Sucralose is an artificial sweetener and sugar substitute. Since most sucralose is not broken down by the body, it is noncaloric (reference 1) and is between 320 and 1,000 times sweeter than sucrose (reference 4). Sucralose was discovered in 1976 and was quickly approved for use in over 80 countries worldwide. In April of 2015, PepsiCo moved from aspartame to sucralose to sweeten its diet drinks. The chemical composition of sucralose substitutes three of the hydroxyl groups of sucrose with chlorine atoms by ‘selective protection’ of a primary alcohol group and then by removal of the acetyl groups (references 6, 7).
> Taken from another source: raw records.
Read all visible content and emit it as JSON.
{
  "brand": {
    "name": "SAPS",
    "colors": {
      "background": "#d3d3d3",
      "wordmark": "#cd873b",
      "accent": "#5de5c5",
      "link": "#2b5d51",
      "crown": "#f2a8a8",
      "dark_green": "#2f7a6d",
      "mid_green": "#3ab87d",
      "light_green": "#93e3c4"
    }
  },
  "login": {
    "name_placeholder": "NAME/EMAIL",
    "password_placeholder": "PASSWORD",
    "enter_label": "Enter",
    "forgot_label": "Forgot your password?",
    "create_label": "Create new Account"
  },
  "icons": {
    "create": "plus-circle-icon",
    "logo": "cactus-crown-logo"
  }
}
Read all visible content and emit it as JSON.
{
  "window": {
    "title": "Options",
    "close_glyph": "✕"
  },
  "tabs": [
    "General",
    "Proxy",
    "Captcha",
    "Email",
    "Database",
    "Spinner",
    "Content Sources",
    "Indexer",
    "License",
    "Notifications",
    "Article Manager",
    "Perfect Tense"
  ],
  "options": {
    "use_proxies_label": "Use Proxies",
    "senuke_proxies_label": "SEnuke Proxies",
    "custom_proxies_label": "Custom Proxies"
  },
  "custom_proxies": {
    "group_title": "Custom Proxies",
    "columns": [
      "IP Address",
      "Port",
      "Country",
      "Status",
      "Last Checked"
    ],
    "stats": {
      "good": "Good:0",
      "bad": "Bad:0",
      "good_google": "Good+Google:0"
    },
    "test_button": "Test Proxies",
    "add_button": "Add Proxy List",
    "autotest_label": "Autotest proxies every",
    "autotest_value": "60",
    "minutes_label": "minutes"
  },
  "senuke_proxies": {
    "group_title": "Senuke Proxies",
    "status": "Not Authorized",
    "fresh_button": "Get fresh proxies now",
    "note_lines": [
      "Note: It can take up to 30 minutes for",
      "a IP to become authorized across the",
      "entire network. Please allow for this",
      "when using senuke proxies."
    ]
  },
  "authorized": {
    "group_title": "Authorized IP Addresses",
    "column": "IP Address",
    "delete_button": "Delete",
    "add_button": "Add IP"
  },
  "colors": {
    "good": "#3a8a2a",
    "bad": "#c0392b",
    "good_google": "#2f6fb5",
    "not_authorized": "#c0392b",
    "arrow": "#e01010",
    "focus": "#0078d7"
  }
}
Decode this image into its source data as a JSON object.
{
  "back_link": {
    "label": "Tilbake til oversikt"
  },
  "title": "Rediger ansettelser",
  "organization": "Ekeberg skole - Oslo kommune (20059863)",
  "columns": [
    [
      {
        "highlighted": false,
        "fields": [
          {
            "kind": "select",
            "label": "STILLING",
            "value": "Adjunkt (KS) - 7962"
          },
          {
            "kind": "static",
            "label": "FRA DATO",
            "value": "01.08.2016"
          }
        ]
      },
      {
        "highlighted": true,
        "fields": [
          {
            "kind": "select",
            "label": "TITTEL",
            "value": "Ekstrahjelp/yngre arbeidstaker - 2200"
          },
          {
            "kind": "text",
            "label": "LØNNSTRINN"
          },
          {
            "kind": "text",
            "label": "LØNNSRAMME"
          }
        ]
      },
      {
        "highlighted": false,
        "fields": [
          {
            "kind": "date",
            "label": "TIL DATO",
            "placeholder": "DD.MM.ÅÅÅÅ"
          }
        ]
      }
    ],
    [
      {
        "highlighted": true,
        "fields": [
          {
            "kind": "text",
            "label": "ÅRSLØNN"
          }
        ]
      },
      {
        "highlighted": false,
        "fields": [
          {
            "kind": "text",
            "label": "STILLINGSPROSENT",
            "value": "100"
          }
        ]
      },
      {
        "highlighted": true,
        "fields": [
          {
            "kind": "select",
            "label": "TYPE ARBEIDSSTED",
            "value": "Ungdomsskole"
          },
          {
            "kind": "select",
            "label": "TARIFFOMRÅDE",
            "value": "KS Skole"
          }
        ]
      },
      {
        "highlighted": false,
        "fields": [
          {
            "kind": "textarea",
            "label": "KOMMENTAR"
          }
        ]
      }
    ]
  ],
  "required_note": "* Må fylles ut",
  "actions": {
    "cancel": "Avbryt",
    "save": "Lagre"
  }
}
To date, sucralose has been declared safe by many national and international food safety regulatory bodies (including the FDA). There is insufficient evidence of negative effects from appropriate doses of sucralose on humans, however overconsumption of sucralose (more than 9mg/kg bodyweight daily) in rats has been seen to result in increased pH levels in the intestines in addition to increases in body weight (reference 5).
No synergies of note.
According to the Canadian Diabetes Association, the amount of sucralose that can be consumed over a person’s lifetime without any adverse effects is 9mg/kg of BW per day - (i.e. someone who weighs 150 lbs [68.2 kilograms] could consume 613 mg of sucralose daily with no negative effects.) - (references 2,3)
1. "Gestational Diabetes and Low-Calorie Sweeteners: Answers to Common Questions" (PDF). Food Insight. Retrieved 15 May 2015.
2. "Canadian Diabetes Association 2008 Clinical Practice Guidelines for the Prevention and Management of Diabetes in Canada" (PDF). Canadian Journal of Diabetes. Canadian Diabetes Association. 32 (Supplement 1): S41. September 2008.
4. Michael A. Friedman, Lead Deputy Commissioner for the FDA, Food Additives Permitted for Direct Addition to Food for Human Consumption; Sucralose Federal Register: 21 CFR Part 172, Docket No. 87F-0086, April 3, 1998
5. Browning, Lynnley (2008-09-02). "New Salvo in Splenda Skirmish". The New York Times. Retrieved 2010-05-24.
6. Bert Fraser-Reid, 2012, "From Sugar to Splenda: A Personal and Scientific Journey of a Carbohydrate Chemist and Expert Witness," Berlin:Springer, pp. 199-210, and passim, see , accessed 2 November 2014.